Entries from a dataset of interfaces
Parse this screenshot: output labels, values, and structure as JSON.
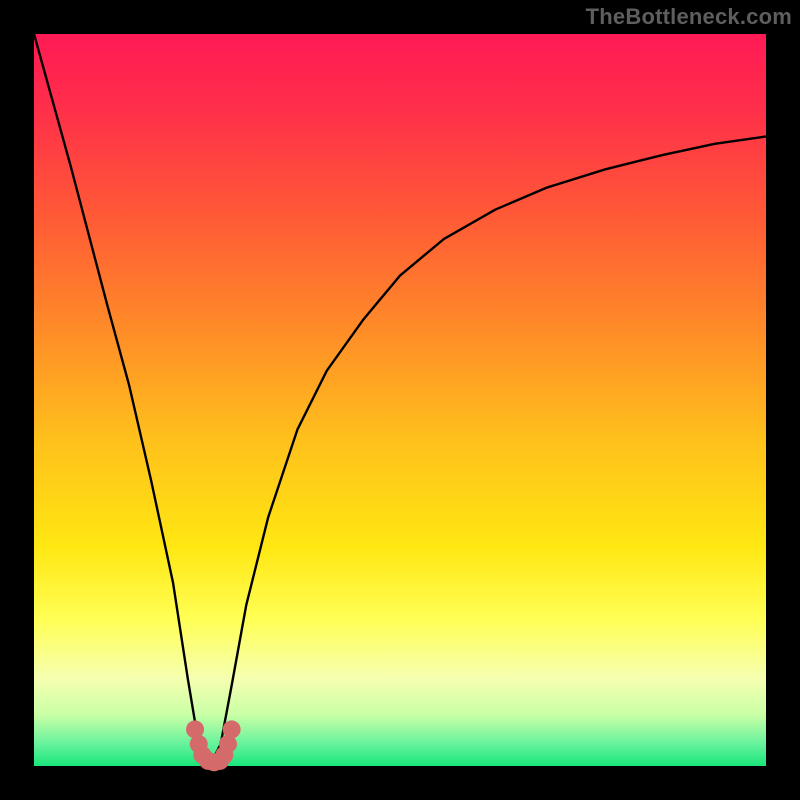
{
  "attribution": "TheBottleneck.com",
  "chart_data": {
    "type": "line",
    "title": "",
    "xlabel": "",
    "ylabel": "",
    "xlim": [
      0,
      100
    ],
    "ylim": [
      0,
      100
    ],
    "grid": false,
    "legend": false,
    "background_gradient": {
      "stops": [
        {
          "offset": 0.0,
          "color": "#ff1a55"
        },
        {
          "offset": 0.1,
          "color": "#ff2e4a"
        },
        {
          "offset": 0.25,
          "color": "#ff5a36"
        },
        {
          "offset": 0.4,
          "color": "#ff8a28"
        },
        {
          "offset": 0.55,
          "color": "#ffbf1c"
        },
        {
          "offset": 0.7,
          "color": "#ffe712"
        },
        {
          "offset": 0.8,
          "color": "#ffff55"
        },
        {
          "offset": 0.88,
          "color": "#f6ffb0"
        },
        {
          "offset": 0.93,
          "color": "#c9ffa6"
        },
        {
          "offset": 0.97,
          "color": "#66f29c"
        },
        {
          "offset": 1.0,
          "color": "#18e67a"
        }
      ]
    },
    "series": [
      {
        "name": "bottleneck-curve",
        "x": [
          0,
          5,
          10,
          13,
          16,
          19,
          21,
          22.5,
          24,
          25.5,
          27,
          29,
          32,
          36,
          40,
          45,
          50,
          56,
          63,
          70,
          78,
          86,
          93,
          100
        ],
        "values": [
          100,
          82,
          63,
          52,
          39,
          25,
          12,
          3,
          0,
          3,
          11,
          22,
          34,
          46,
          54,
          61,
          67,
          72,
          76,
          79,
          81.5,
          83.5,
          85,
          86
        ]
      }
    ],
    "notch_marker": {
      "color": "#d46a6a",
      "points_x": [
        22,
        22.5,
        23,
        23.8,
        24.6,
        25.4,
        26,
        26.5,
        27
      ],
      "points_y": [
        5,
        3,
        1.5,
        0.7,
        0.5,
        0.7,
        1.5,
        3,
        5
      ]
    }
  }
}
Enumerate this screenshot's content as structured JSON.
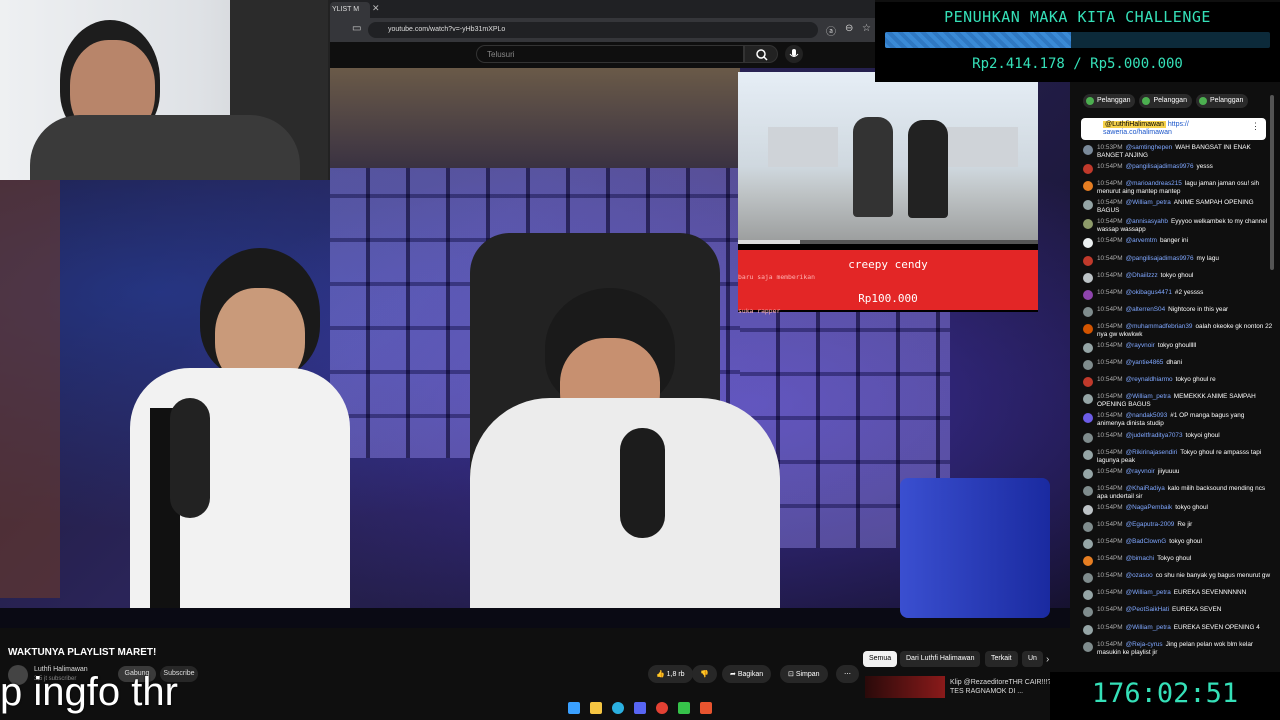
{
  "browser": {
    "tab_title": "YLIST M",
    "url": "youtube.com/watch?v=-yHb31mXPLo"
  },
  "youtube": {
    "search_placeholder": "Telusuri"
  },
  "challenge": {
    "title": "PENUHKAN MAKA KITA CHALLENGE",
    "amount": "Rp2.414.178 / Rp5.000.000",
    "progress_fraction": 0.483
  },
  "donation": {
    "line1_name": "creepy cendy",
    "line1_rest": " baru saja memberikan",
    "amount": "Rp100.000",
    "message": "suka rapper"
  },
  "chat": {
    "badges": [
      "Pelanggan",
      "Pelanggan",
      "Pelanggan"
    ],
    "pinned_name": "@LuthfiHalimawan",
    "pinned_link": "https://",
    "pinned_link2": "saweria.co/halimawan",
    "messages": [
      {
        "time": "10:53PM",
        "name": "@samtinghepen",
        "text": "WAH BANGSAT INI ENAK BANGET ANJING",
        "color": "#7a8a9a"
      },
      {
        "time": "10:54PM",
        "name": "@pangilisajadimas9976",
        "text": "yesss",
        "color": "#c0392b"
      },
      {
        "time": "10:54PM",
        "name": "@marioandreas215",
        "text": "lagu jaman jaman osu! sih menurut aing mantep mantep",
        "color": "#e67e22"
      },
      {
        "time": "10:54PM",
        "name": "@William_petra",
        "text": "ANIME SAMPAH OPENING BAGUS",
        "color": "#95a5a6"
      },
      {
        "time": "10:54PM",
        "name": "@annisasyahb",
        "text": "Eyyyoo welkambek to my channel wassap wassapp",
        "color": "#8e9b6a"
      },
      {
        "time": "10:54PM",
        "name": "@arvemtm",
        "text": "banger ini",
        "color": "#ecf0f1"
      },
      {
        "time": "10:54PM",
        "name": "@pangilisajadimas9976",
        "text": "my lagu",
        "color": "#c0392b"
      },
      {
        "time": "10:54PM",
        "name": "@Dhaiilzzz",
        "text": "tokyo ghoul",
        "color": "#bdc3c7"
      },
      {
        "time": "10:54PM",
        "name": "@okibagus4471",
        "text": "#2 yessss",
        "color": "#8e44ad"
      },
      {
        "time": "10:54PM",
        "name": "@alterrenS04",
        "text": "Nightcore in this year",
        "color": "#7f8c8d"
      },
      {
        "time": "10:54PM",
        "name": "@muhammadfebrian39",
        "text": "oalah okeoke gk nonton 22 nya gw wkwkwk",
        "color": "#d35400"
      },
      {
        "time": "10:54PM",
        "name": "@rayvnoir",
        "text": "tokyo ghoulllll",
        "color": "#95a5a6"
      },
      {
        "time": "10:54PM",
        "name": "@yantie4865",
        "text": "dhani",
        "color": "#7f8c8d"
      },
      {
        "time": "10:54PM",
        "name": "@reynaldhiarmo",
        "text": "tokyo ghoul re",
        "color": "#c0392b"
      },
      {
        "time": "10:54PM",
        "name": "@William_petra",
        "text": "MEMEKKK ANIME SAMPAH OPENING BAGUS",
        "color": "#95a5a6"
      },
      {
        "time": "10:54PM",
        "name": "@nandak5093",
        "text": "#1 OP manga bagus yang animenya dinista studip",
        "color": "#6c5ce7"
      },
      {
        "time": "10:54PM",
        "name": "@judeltfraditya7073",
        "text": "tokyoi ghoul",
        "color": "#7f8c8d"
      },
      {
        "time": "10:54PM",
        "name": "@Rikirinajasendiri",
        "text": "Tokyo ghoul re ampasss tapi lagunya peak",
        "color": "#95a5a6"
      },
      {
        "time": "10:54PM",
        "name": "@rayvnoir",
        "text": "jiiyuuuu",
        "color": "#95a5a6"
      },
      {
        "time": "10:54PM",
        "name": "@KhaiRadiya",
        "text": "kalo milih backsound mending ncs apa undertail sir",
        "color": "#7f8c8d"
      },
      {
        "time": "10:54PM",
        "name": "@NagaPembaik",
        "text": "tokyo ghoul",
        "color": "#bdc3c7"
      },
      {
        "time": "10:54PM",
        "name": "@Egaputra-2009",
        "text": "Re jir",
        "color": "#7f8c8d"
      },
      {
        "time": "10:54PM",
        "name": "@BadClownG",
        "text": "tokyo ghoul",
        "color": "#95a5a6"
      },
      {
        "time": "10:54PM",
        "name": "@bimachi",
        "text": "Tokyo ghoul",
        "color": "#e67e22"
      },
      {
        "time": "10:54PM",
        "name": "@ozasoo",
        "text": "co shu nie banyak yg bagus menurut gw",
        "color": "#7f8c8d"
      },
      {
        "time": "10:54PM",
        "name": "@William_petra",
        "text": "EUREKA SEVENNNNNN",
        "color": "#95a5a6"
      },
      {
        "time": "10:54PM",
        "name": "@PeotSaikHati",
        "text": "EUREKA SEVEN",
        "color": "#7f8c8d"
      },
      {
        "time": "10:54PM",
        "name": "@William_petra",
        "text": "EUREKA SEVEN OPENING 4",
        "color": "#95a5a6"
      },
      {
        "time": "10:54PM",
        "name": "@Reja-cyrus",
        "text": "Jing pelan pelan wok blm kelar masukin ke playlist jir",
        "color": "#7f8c8d"
      }
    ]
  },
  "video": {
    "title": "WAKTUNYA PLAYLIST MARET!",
    "channel": "Luthfi Halimawan",
    "subs": "3,5 jt subscriber",
    "join": "Gabung",
    "subscribe": "Subscribe",
    "likes": "1,8 rb",
    "share": "Bagikan",
    "save": "Simpan",
    "subtitle": "p ingfo thr"
  },
  "related": {
    "chips": [
      "Semua",
      "Dari Luthfi Halimawan",
      "Terkait",
      "Un"
    ],
    "title": "Klip @RezaeditoreTHR CAIR!!!?? TES RAGNAMOK DI ..."
  },
  "timer": "176:02:51"
}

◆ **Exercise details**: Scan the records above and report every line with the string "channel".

◆ **Written answer**:
        "text": "Eyyyoo welkambek to my channel wassap wassapp",
    "channel": "Luthfi Halimawan",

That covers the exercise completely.